Sweeping Education Under the Rug

Quebec Universities Must Change Tactics to Increase Funding

Graphic Graeme Shorten Adams

On the surface, this year’s provincial election campaign looks no different than the last.

Like the one in the fall of 2012, this spring’s campaign is dominated by incessant talk of a referendum, the Parti Québécois attacking the Liberals over corruption, and a wealth of cringe-worthy political one-liners.

But something’s missing.

Gone are the students banging pots and pans in the streets, National Assembly hopefuls proudly donning a red square, and the media debating whether students were just looking for a way to skip class.

Perhaps it’s a reflection on the notorious fickleness of Quebec voters, who have simply forgotten that no consensus was reached following last year’s provincial Summit on Higher Education.
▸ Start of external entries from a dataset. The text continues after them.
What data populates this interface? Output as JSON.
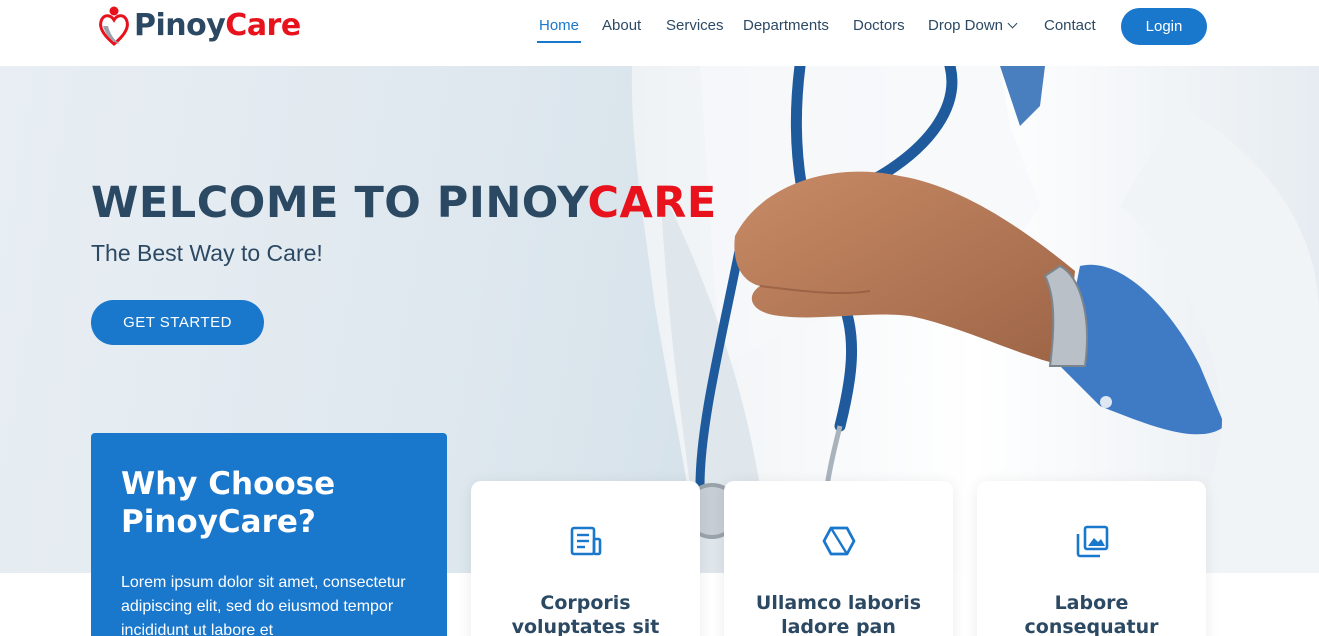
{
  "brand": {
    "name_part1": "Pinoy",
    "name_part2": "Care"
  },
  "nav": {
    "items": [
      {
        "label": "Home",
        "active": true
      },
      {
        "label": "About"
      },
      {
        "label": "Services"
      },
      {
        "label": "Departments"
      },
      {
        "label": "Doctors"
      },
      {
        "label": "Drop Down",
        "icon": "chevron-down-icon"
      },
      {
        "label": "Contact"
      }
    ],
    "login_label": "Login"
  },
  "hero": {
    "title_part1": "WELCOME TO PINOY",
    "title_part2": "CARE",
    "subtitle": "The Best Way to Care!",
    "cta_label": "GET STARTED"
  },
  "why": {
    "title": "Why Choose PinoyCare?",
    "text": "Lorem ipsum dolor sit amet, consectetur adipiscing elit, sed do eiusmod tempor incididunt ut labore et"
  },
  "cards": [
    {
      "icon": "document-icon",
      "title": "Corporis voluptates sit"
    },
    {
      "icon": "cube-icon",
      "title": "Ullamco laboris ladore pan"
    },
    {
      "icon": "images-icon",
      "title": "Labore consequatur"
    }
  ],
  "colors": {
    "primary": "#1977cc",
    "heading": "#2c4964",
    "accent_red": "#e8121c"
  }
}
Or maybe it’s just good politics on the part of the major candidates, sweeping the issue under the rug in favour of campaign points sure to get them elected—the promise of a values charter by the PQ, the pledge of lower taxes by the CAQ, the guarantee by the Liberals that they’ll take care of the “real issues.”

Regardless of the reason, the fact remains that the unresolved issues of university funding and tuition fees that led to the biggest student protest movement in Canadian history and launched the 2012 general elections have seemingly vanished from public discourse.
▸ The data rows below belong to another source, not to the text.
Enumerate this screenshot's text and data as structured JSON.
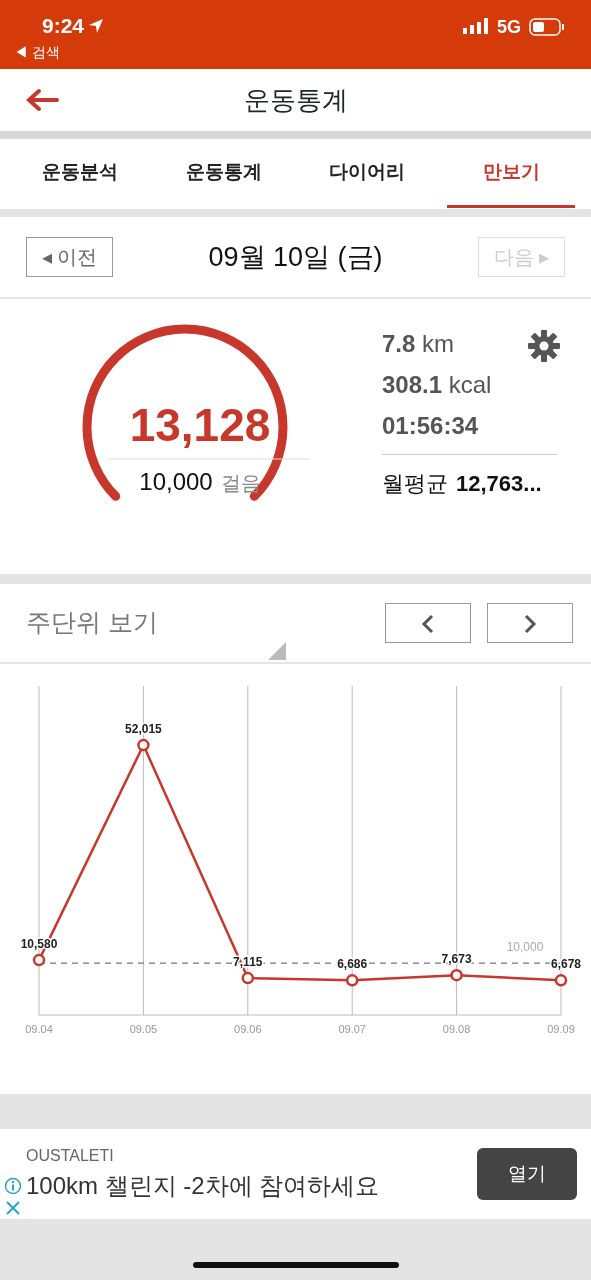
{
  "status_bar": {
    "time": "9:24",
    "back_label": "◀ 검색",
    "network": "5G"
  },
  "header": {
    "title": "운동통계"
  },
  "tabs": [
    {
      "label": "운동분석",
      "selected": false
    },
    {
      "label": "운동통계",
      "selected": false
    },
    {
      "label": "다이어리",
      "selected": false
    },
    {
      "label": "만보기",
      "selected": true
    }
  ],
  "date_nav": {
    "prev": "◂ 이전",
    "date": "09월 10일 (금)",
    "next": "다음 ▸",
    "next_disabled": true
  },
  "steps": {
    "count": "13,128",
    "goal": "10,000",
    "goal_unit": "걸음"
  },
  "stats": [
    {
      "value": "7.8",
      "unit": "km"
    },
    {
      "value": "308.1",
      "unit": "kcal"
    },
    {
      "value": "01:56:34"
    }
  ],
  "monthly": {
    "label": "월평균",
    "value": "12,763..."
  },
  "week_view": {
    "label": "주단위 보기"
  },
  "chart_data": {
    "type": "line",
    "categories": [
      "09.04",
      "09.05",
      "09.06",
      "09.07",
      "09.08",
      "09.09"
    ],
    "series": [
      {
        "color": "#c8372b",
        "marker": "o",
        "values": [
          10580,
          52015,
          7115,
          6686,
          7673,
          6678
        ],
        "value_labels": [
          "10,580",
          "52,015",
          "7,115",
          "6,686",
          "7,673",
          "6,678"
        ]
      }
    ],
    "grid": true,
    "ref_lines": [
      {
        "axis": "y",
        "value": 10000,
        "label": "10,000"
      }
    ]
  },
  "ad": {
    "advertiser": "OUSTALETI",
    "text": "100km 챌린지 -2차에 참여하세요",
    "button": "열기"
  }
}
Not the politicians, nor the pundits, seem to want to talk about it anymore. Getting candidates talking about education in our news section was harder than it should have been.

But as Université de Montréal rector Guy Breton reminded us last week, the dire state of our universities’ funding hasn’t disappeared just because our elected officials have seemingly stopped looking for solutions. 

He and 14 other Quebec university rectors noted in a publicity campaign last week that Quebec universities are underfunded by $850 million annually—in other words, they have about $5,000 a year less to spend per student than universities in the rest of Canada.

It may not mean much now, but, as Breton warned, our university system itself could be in jeopardy if university funding isn’t boosted by 2020.

It’s easy to blame the PQ for this. After all, they were the ones who, just a year ago, were joining students out on the streets at night, marching in solidarity against then-Liberal premier Jean Charest’s planned tuition hike.

But the PQ did their part. As she said she would, Premier Pauline Marois held a summit on higher education and cancelled Charest’s hike, announcing in its place more investment in our universities and indexed tuition fees.

Considering how little of this year’s election campaign has touched on higher education, it’s clear that for the PQ the case is closed.

But indexation—which the Liberals and CAQ agree with—isn’t a synonym for accessible education, nor is an investment of $1.7 billion over seven years the end-all cure for Quebec’s university underfunding.

As McGill Principal Suzanne Fortier pointed out in the Gazette last week, even with the investment pledged by the PQ, it will only close the province’s gap with the Canadian average by about half.

Meanwhile, indexation is really the same thing as Charest’s proposed hike of $1,625 over seven years, only spread out over a longer period of time.

Ultimately, the summit left students disappointed, while Breton was left “lament[ing] the fact a coalition of trade unions and student federations succeeded in derailing the Liberal proposal to require students to contribute more to their educations,” as the National Post’s Graeme Hamilton put it.

But students and universities shouldn’t be on opposite sides of the table.

Breton is correct in arguing higher education should be at the forefront of the issues being discussed during the campaign. But he’s still trying to go about it much like the way he did before the 2012 student strike.

“Subsidies, tuition fees, a tax on companies, I don’t care what it is,” Breton told the Gazette this past week. “I just want per student funding here equivalent to the average of the rest of Canada.”

But Breton should care. Subsidies and taxes on companies are methods students and proponents of accessible higher education can help advocate for. Hiking tuition fees, well, the province already made its stance clear on that.

There’s no denying Breton’s point: the funding of Quebec’s universities simply doesn’t compare to those outside the province. This is money that not only helps keep universities running and their staff employed, but also serves the province—and indeed the country—in areas of research and in regards to the quality of education offered.

Look out west and you might think the answer to Quebec’s university funding crisis is to increase tuition fees to a level on par with the rest of the nation.

But a look outside Canada, to Scandinavia, paints a different picture. There lie some of the best-funded universities in the world, trendsetters in terms of quality of education and leaders in research and development.

And it’s achieved not by commoditizing education, as nearly all of the region’s states demand no tuition fees at all, but instead by drawing funds almost entirely from state grants.

Politics is the only thing keeping Quebec from doing the same—or at least, from heading in that direction.

Bringing up the fact higher education has been largely ignored in this electoral campaign is a start. Suggesting tuition hikes should be put back on the table is taking two steps back.

The way the picture is framed now it’s as though Quebecers must choose between affordable tuition fees or better quality higher education. But both are possible—the example is already set, all that’s needed is for us to follow it.

Perhaps the best way to make it happen is for students and university rectors to treat the issues of accessibility and quality as a group project rather than as individual assignments.